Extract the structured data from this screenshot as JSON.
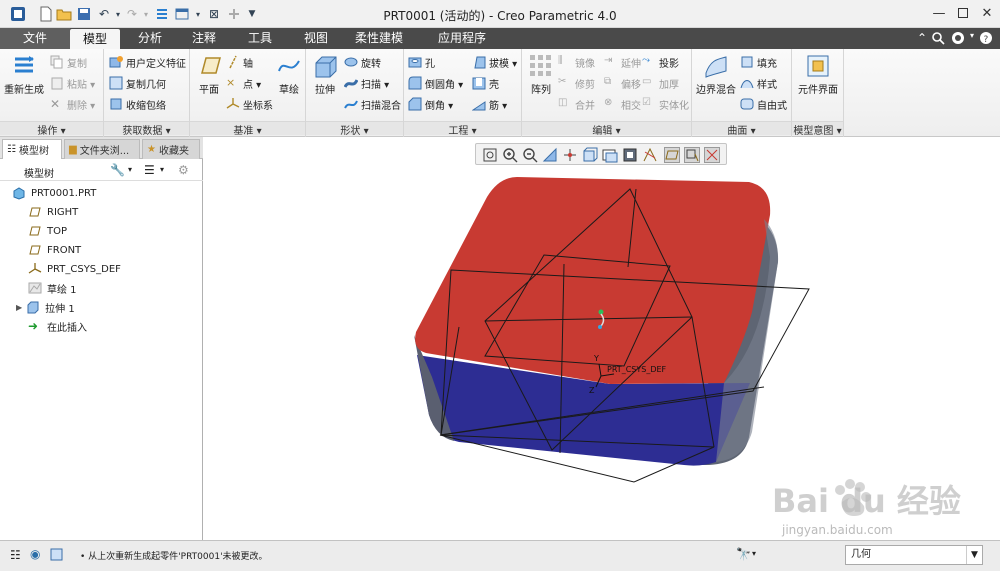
{
  "window": {
    "title": "PRT0001 (活动的) - Creo Parametric 4.0"
  },
  "tabs": [
    {
      "label": "文件"
    },
    {
      "label": "模型"
    },
    {
      "label": "分析"
    },
    {
      "label": "注释"
    },
    {
      "label": "工具"
    },
    {
      "label": "视图"
    },
    {
      "label": "柔性建模"
    },
    {
      "label": "应用程序"
    }
  ],
  "ribbon": {
    "operations": {
      "label": "操作 ▾",
      "regenerate": "重新生成",
      "copy": "复制",
      "paste": "粘贴 ▾",
      "delete": "删除 ▾"
    },
    "get_data": {
      "label": "获取数据 ▾",
      "udf": "用户定义特征",
      "copy_geom": "复制几何",
      "shrinkwrap": "收缩包络"
    },
    "datum": {
      "label": "基准 ▾",
      "plane": "平面",
      "axis": "轴",
      "point": "点 ▾",
      "csys": "坐标系",
      "sketch": "草绘"
    },
    "shapes": {
      "label": "形状 ▾",
      "extrude": "拉伸",
      "revolve": "旋转",
      "sweep": "扫描 ▾",
      "swept_blend": "扫描混合"
    },
    "engineering": {
      "label": "工程 ▾",
      "hole": "孔",
      "draft": "拔模 ▾",
      "round": "倒圆角 ▾",
      "shell": "壳",
      "chamfer": "倒角 ▾",
      "rib": "筋 ▾"
    },
    "editing": {
      "label": "编辑 ▾",
      "pattern": "阵列",
      "mirror": "镜像",
      "extend": "延伸",
      "project": "投影",
      "trim": "修剪",
      "offset": "偏移",
      "thicken": "加厚",
      "merge": "合并",
      "intersect": "相交",
      "solidify": "实体化"
    },
    "surfaces": {
      "label": "曲面 ▾",
      "boundary_blend": "边界混合",
      "fill": "填充",
      "style": "样式",
      "freestyle": "自由式"
    },
    "model_intent": {
      "label": "模型意图 ▾",
      "component_interface": "元件界面"
    }
  },
  "left_panel": {
    "tabs": [
      {
        "label": "模型树"
      },
      {
        "label": "文件夹浏..."
      },
      {
        "label": "收藏夹"
      }
    ],
    "tree_header": "模型树",
    "tree_items": [
      {
        "label": "PRT0001.PRT"
      },
      {
        "label": "RIGHT"
      },
      {
        "label": "TOP"
      },
      {
        "label": "FRONT"
      },
      {
        "label": "PRT_CSYS_DEF"
      },
      {
        "label": "草绘 1"
      },
      {
        "label": "拉伸 1"
      },
      {
        "label": "在此插入"
      }
    ]
  },
  "graphics": {
    "csys_label": "PRT_CSYS_DEF",
    "axis_y": "Y",
    "axis_z": "Z",
    "colors": {
      "top_face": "#c83a32",
      "front_face": "#2d2d93",
      "side_face": "#5e6573"
    }
  },
  "status": {
    "message": "• 从上次重新生成起零件'PRT0001'未被更改。",
    "filter": "几何"
  },
  "watermark": {
    "brand": "Bai du 经验",
    "url": "jingyan.baidu.com"
  }
}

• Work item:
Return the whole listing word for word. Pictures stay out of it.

• Exercise solution:
Extract the structured data from this screenshot as JSON.
{
  "window": {
    "title": "PRT0001 (活动的) - Creo Parametric 4.0"
  },
  "tabs": [
    {
      "label": "文件"
    },
    {
      "label": "模型"
    },
    {
      "label": "分析"
    },
    {
      "label": "注释"
    },
    {
      "label": "工具"
    },
    {
      "label": "视图"
    },
    {
      "label": "柔性建模"
    },
    {
      "label": "应用程序"
    }
  ],
  "ribbon": {
    "operations": {
      "label": "操作 ▾",
      "regenerate": "重新生成",
      "copy": "复制",
      "paste": "粘贴 ▾",
      "delete": "删除 ▾"
    },
    "get_data": {
      "label": "获取数据 ▾",
      "udf": "用户定义特征",
      "copy_geom": "复制几何",
      "shrinkwrap": "收缩包络"
    },
    "datum": {
      "label": "基准 ▾",
      "plane": "平面",
      "axis": "轴",
      "point": "点 ▾",
      "csys": "坐标系",
      "sketch": "草绘"
    },
    "shapes": {
      "label": "形状 ▾",
      "extrude": "拉伸",
      "revolve": "旋转",
      "sweep": "扫描 ▾",
      "swept_blend": "扫描混合"
    },
    "engineering": {
      "label": "工程 ▾",
      "hole": "孔",
      "draft": "拔模 ▾",
      "round": "倒圆角 ▾",
      "shell": "壳",
      "chamfer": "倒角 ▾",
      "rib": "筋 ▾"
    },
    "editing": {
      "label": "编辑 ▾",
      "pattern": "阵列",
      "mirror": "镜像",
      "extend": "延伸",
      "project": "投影",
      "trim": "修剪",
      "offset": "偏移",
      "thicken": "加厚",
      "merge": "合并",
      "intersect": "相交",
      "solidify": "实体化"
    },
    "surfaces": {
      "label": "曲面 ▾",
      "boundary_blend": "边界混合",
      "fill": "填充",
      "style": "样式",
      "freestyle": "自由式"
    },
    "model_intent": {
      "label": "模型意图 ▾",
      "component_interface": "元件界面"
    }
  },
  "left_panel": {
    "tabs": [
      {
        "label": "模型树"
      },
      {
        "label": "文件夹浏..."
      },
      {
        "label": "收藏夹"
      }
    ],
    "tree_header": "模型树",
    "tree_items": [
      {
        "label": "PRT0001.PRT"
      },
      {
        "label": "RIGHT"
      },
      {
        "label": "TOP"
      },
      {
        "label": "FRONT"
      },
      {
        "label": "PRT_CSYS_DEF"
      },
      {
        "label": "草绘 1"
      },
      {
        "label": "拉伸 1"
      },
      {
        "label": "在此插入"
      }
    ]
  },
  "graphics": {
    "csys_label": "PRT_CSYS_DEF",
    "axis_y": "Y",
    "axis_z": "Z",
    "colors": {
      "top_face": "#c83a32",
      "front_face": "#2d2d93",
      "side_face": "#5e6573"
    }
  },
  "status": {
    "message": "• 从上次重新生成起零件'PRT0001'未被更改。",
    "filter": "几何"
  },
  "watermark": {
    "brand": "Bai du 经验",
    "url": "jingyan.baidu.com"
  }
}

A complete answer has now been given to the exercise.